(WHAT YOU ARE ASKED TO DO) Return only those lines of the records below in which "placeholder" appears.

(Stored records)

# # # #

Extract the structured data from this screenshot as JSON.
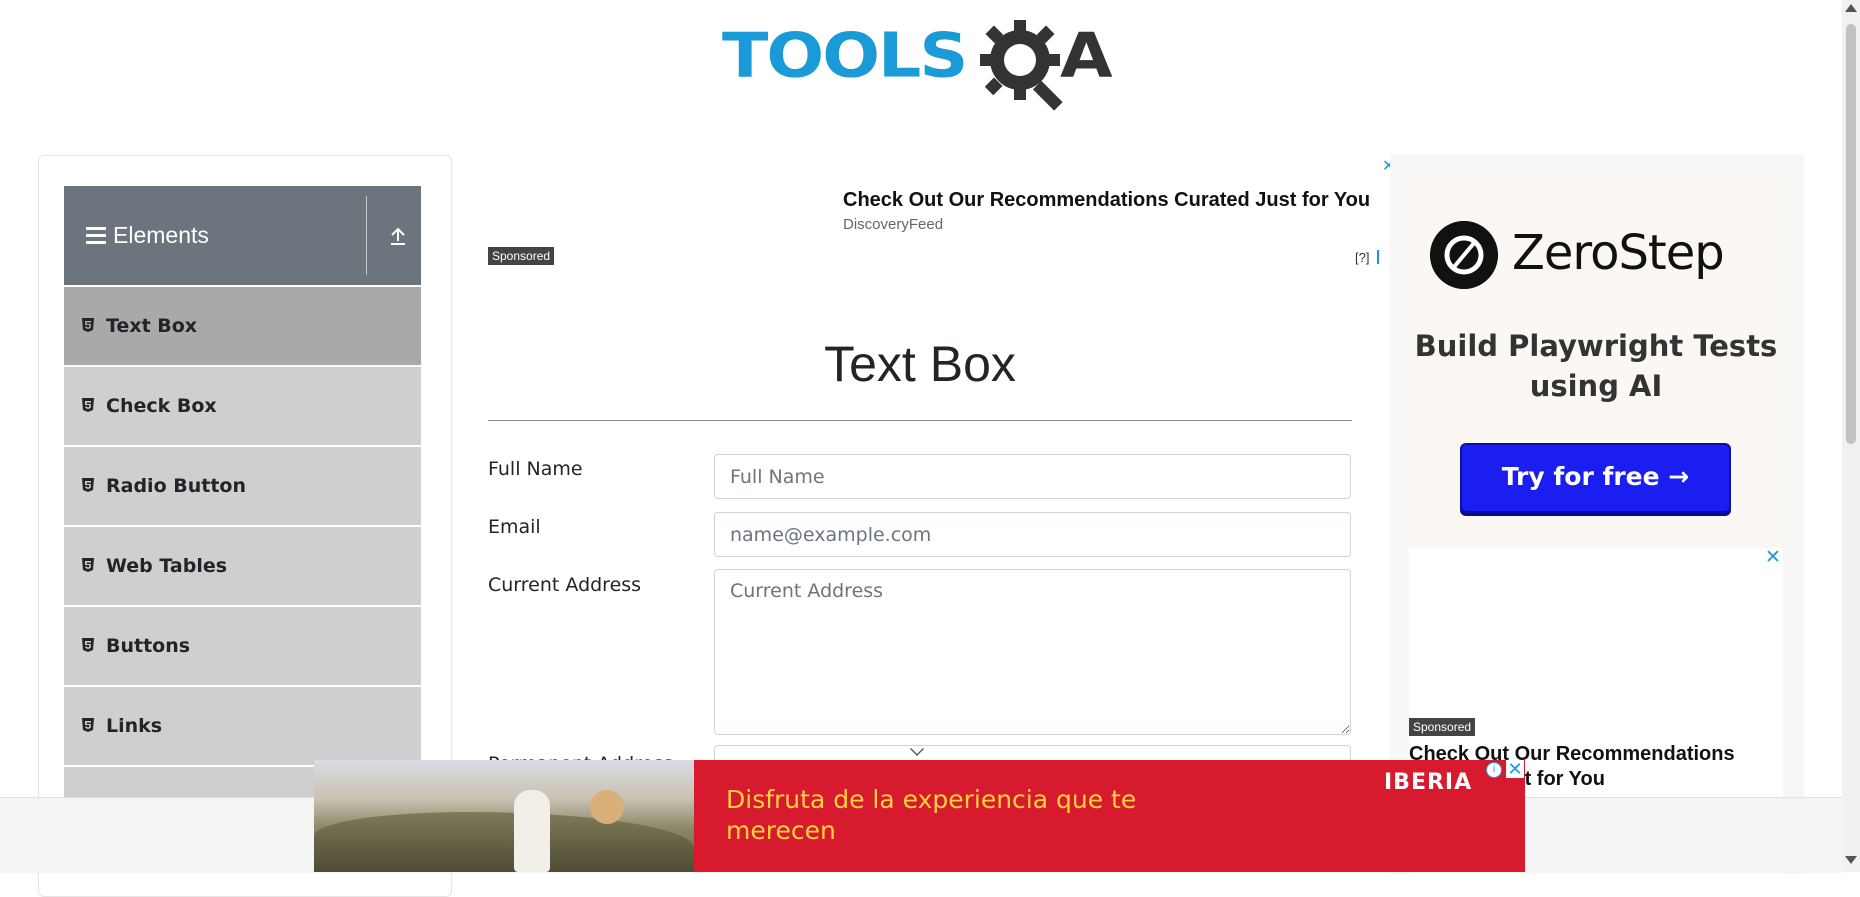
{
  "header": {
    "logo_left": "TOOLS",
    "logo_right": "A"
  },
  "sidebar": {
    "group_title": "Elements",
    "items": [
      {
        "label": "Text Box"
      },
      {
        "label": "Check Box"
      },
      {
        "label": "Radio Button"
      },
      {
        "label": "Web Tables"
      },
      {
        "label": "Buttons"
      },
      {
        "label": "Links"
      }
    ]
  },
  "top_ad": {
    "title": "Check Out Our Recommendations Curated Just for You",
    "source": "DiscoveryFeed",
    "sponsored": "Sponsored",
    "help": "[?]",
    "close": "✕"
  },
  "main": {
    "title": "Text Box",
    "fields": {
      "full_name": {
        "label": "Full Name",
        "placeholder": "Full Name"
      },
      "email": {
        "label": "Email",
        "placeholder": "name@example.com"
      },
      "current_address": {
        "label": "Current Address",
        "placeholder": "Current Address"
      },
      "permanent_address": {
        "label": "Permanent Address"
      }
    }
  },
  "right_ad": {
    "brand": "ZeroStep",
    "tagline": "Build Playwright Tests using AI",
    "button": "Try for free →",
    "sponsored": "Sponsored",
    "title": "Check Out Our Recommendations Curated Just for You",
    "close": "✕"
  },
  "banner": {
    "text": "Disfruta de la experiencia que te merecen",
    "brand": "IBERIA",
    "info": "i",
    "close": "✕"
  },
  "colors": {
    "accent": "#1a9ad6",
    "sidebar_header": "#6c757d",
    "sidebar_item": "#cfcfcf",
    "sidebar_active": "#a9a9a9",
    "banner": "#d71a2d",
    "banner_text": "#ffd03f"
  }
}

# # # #

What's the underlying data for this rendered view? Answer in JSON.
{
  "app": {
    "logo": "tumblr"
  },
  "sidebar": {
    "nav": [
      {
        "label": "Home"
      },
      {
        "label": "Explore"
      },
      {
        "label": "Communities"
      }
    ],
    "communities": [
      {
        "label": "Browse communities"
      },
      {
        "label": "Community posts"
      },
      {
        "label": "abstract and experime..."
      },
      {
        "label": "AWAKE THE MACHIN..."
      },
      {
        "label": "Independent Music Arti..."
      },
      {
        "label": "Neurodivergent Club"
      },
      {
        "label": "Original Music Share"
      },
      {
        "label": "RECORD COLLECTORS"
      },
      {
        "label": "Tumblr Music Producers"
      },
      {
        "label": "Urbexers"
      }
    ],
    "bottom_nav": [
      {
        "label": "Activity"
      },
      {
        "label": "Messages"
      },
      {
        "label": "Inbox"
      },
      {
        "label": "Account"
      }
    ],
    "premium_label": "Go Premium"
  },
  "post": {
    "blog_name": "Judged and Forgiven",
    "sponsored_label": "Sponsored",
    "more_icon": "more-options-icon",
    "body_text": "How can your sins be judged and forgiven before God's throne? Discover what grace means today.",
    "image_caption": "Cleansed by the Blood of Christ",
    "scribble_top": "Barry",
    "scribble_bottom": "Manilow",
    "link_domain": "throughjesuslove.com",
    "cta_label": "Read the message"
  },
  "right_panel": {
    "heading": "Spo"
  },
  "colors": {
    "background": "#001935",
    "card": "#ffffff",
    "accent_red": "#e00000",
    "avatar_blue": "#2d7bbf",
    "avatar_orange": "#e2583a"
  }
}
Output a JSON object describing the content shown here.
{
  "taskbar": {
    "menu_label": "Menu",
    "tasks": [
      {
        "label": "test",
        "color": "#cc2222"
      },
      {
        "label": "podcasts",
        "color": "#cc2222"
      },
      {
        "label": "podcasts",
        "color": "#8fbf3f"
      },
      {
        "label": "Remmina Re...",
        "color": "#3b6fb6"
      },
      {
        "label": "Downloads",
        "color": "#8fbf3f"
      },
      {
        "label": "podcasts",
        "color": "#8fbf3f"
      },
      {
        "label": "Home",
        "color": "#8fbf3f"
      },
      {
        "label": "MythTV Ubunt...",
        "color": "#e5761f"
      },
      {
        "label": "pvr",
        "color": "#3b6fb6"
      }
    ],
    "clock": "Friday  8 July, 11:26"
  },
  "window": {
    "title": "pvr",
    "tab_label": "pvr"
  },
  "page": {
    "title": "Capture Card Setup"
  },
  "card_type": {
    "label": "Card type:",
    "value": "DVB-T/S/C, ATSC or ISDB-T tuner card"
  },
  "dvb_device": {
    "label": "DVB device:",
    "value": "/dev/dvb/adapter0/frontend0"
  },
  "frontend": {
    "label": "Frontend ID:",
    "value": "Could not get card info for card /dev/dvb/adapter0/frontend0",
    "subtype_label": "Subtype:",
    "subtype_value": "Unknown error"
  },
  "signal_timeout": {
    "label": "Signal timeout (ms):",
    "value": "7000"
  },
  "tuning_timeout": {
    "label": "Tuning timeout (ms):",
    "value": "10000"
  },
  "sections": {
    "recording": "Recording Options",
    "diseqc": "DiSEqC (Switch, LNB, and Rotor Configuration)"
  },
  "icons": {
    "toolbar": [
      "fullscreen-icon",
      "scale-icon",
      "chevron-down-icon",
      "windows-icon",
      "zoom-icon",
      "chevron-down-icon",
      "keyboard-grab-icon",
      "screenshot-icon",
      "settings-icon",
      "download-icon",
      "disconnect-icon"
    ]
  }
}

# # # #

(EXERCISE SOLUTION)
        "placeholder": "Full Name"
        "placeholder": "name@example.com"
        "placeholder": "Current Address"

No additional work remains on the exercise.